--- Record set ---
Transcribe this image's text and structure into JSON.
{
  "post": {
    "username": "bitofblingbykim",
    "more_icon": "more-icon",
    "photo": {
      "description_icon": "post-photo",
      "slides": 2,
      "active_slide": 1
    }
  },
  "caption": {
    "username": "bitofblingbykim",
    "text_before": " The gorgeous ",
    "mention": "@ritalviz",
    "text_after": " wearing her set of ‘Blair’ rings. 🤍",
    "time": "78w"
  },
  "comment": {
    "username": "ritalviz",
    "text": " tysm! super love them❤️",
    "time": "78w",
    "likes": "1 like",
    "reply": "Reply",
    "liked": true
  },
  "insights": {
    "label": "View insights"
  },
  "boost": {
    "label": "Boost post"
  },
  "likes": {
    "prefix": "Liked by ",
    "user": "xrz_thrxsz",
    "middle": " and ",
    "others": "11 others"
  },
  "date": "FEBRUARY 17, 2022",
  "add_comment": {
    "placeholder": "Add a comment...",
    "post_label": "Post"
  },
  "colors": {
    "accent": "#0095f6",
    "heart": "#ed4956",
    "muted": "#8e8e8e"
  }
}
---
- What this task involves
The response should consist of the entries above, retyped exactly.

- Task solution
Transcribe this image's text and structure into JSON.
{
  "post": {
    "username": "bitofblingbykim",
    "more_icon": "more-icon",
    "photo": {
      "description_icon": "post-photo",
      "slides": 2,
      "active_slide": 1
    }
  },
  "caption": {
    "username": "bitofblingbykim",
    "text_before": " The gorgeous ",
    "mention": "@ritalviz",
    "text_after": " wearing her set of ‘Blair’ rings. 🤍",
    "time": "78w"
  },
  "comment": {
    "username": "ritalviz",
    "text": " tysm! super love them❤️",
    "time": "78w",
    "likes": "1 like",
    "reply": "Reply",
    "liked": true
  },
  "insights": {
    "label": "View insights"
  },
  "boost": {
    "label": "Boost post"
  },
  "likes": {
    "prefix": "Liked by ",
    "user": "xrz_thrxsz",
    "middle": " and ",
    "others": "11 others"
  },
  "date": "FEBRUARY 17, 2022",
  "add_comment": {
    "placeholder": "Add a comment...",
    "post_label": "Post"
  },
  "colors": {
    "accent": "#0095f6",
    "heart": "#ed4956",
    "muted": "#8e8e8e"
  }
}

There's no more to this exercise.